Data records:
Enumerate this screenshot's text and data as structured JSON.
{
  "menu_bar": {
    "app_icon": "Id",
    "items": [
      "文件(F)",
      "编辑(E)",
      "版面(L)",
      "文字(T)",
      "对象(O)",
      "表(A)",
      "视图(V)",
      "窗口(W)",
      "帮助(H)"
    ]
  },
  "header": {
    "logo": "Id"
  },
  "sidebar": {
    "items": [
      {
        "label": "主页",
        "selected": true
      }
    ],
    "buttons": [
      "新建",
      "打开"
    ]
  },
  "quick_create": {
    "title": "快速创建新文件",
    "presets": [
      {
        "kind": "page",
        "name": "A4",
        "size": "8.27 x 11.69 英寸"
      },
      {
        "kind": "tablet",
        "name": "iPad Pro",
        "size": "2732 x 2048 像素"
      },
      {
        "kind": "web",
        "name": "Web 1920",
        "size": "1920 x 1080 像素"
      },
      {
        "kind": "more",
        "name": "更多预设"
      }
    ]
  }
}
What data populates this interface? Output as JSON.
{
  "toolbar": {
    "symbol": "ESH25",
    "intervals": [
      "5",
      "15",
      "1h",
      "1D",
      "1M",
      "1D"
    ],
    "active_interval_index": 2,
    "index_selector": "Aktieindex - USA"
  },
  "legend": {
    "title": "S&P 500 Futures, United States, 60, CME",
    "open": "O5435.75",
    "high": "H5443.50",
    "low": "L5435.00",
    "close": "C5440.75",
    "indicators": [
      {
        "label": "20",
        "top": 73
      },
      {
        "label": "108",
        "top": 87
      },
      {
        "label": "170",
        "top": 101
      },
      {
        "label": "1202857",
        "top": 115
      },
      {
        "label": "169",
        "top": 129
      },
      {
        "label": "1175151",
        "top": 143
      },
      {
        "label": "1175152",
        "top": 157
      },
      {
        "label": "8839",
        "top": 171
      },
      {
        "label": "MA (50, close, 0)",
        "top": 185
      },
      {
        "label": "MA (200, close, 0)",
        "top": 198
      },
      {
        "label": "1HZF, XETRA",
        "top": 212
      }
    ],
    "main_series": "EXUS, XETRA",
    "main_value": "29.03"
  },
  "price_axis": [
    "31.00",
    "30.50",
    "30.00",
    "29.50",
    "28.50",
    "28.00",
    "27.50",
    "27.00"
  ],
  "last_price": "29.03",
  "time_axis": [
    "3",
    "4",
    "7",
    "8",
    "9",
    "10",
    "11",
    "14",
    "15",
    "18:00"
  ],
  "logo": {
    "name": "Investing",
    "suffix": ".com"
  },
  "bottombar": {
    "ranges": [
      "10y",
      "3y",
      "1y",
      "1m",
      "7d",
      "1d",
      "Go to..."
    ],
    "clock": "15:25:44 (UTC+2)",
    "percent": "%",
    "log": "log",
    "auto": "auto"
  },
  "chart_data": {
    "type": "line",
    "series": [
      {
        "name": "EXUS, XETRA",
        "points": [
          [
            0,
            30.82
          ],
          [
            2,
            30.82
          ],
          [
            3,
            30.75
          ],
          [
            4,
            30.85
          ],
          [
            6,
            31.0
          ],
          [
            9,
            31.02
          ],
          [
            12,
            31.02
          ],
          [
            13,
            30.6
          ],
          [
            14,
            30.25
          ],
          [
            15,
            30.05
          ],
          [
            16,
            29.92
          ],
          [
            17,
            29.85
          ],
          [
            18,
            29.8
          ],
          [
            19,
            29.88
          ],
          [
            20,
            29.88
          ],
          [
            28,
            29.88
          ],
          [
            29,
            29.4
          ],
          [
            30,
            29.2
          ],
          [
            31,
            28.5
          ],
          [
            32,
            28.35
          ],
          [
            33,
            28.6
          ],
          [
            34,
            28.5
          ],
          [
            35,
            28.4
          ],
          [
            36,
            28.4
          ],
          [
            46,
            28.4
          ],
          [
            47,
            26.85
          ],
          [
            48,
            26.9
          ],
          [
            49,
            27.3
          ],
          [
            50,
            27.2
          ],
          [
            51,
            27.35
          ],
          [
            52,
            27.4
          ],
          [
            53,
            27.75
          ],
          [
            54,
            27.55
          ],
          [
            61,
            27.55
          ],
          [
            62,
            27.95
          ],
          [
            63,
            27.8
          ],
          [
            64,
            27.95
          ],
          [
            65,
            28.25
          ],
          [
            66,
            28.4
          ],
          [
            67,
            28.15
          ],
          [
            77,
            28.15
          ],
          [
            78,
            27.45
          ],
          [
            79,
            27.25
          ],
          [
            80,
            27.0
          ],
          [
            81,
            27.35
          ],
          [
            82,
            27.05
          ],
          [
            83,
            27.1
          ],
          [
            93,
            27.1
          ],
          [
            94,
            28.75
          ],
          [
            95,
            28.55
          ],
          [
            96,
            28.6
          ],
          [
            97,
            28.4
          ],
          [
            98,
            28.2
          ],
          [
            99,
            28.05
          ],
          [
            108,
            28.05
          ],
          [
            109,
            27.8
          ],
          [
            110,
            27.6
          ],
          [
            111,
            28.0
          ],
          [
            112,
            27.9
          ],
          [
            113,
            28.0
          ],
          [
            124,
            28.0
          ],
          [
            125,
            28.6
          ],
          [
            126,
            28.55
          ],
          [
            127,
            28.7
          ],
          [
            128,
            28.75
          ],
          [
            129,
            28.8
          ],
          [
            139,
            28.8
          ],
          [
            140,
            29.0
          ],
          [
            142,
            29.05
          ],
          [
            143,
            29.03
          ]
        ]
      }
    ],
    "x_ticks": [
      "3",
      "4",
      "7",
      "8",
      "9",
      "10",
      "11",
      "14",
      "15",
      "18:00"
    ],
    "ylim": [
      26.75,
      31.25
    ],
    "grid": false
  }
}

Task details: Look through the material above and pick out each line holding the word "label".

Your response:
        "label": "主页",
        "label": "20",
        "label": "108",
        "label": "170",
        "label": "1202857",
        "label": "169",
        "label": "1175151",
        "label": "1175152",
        "label": "8839",
        "label": "MA (50, close, 0)",
        "label": "MA (200, close, 0)",
        "label": "1HZF, XETRA",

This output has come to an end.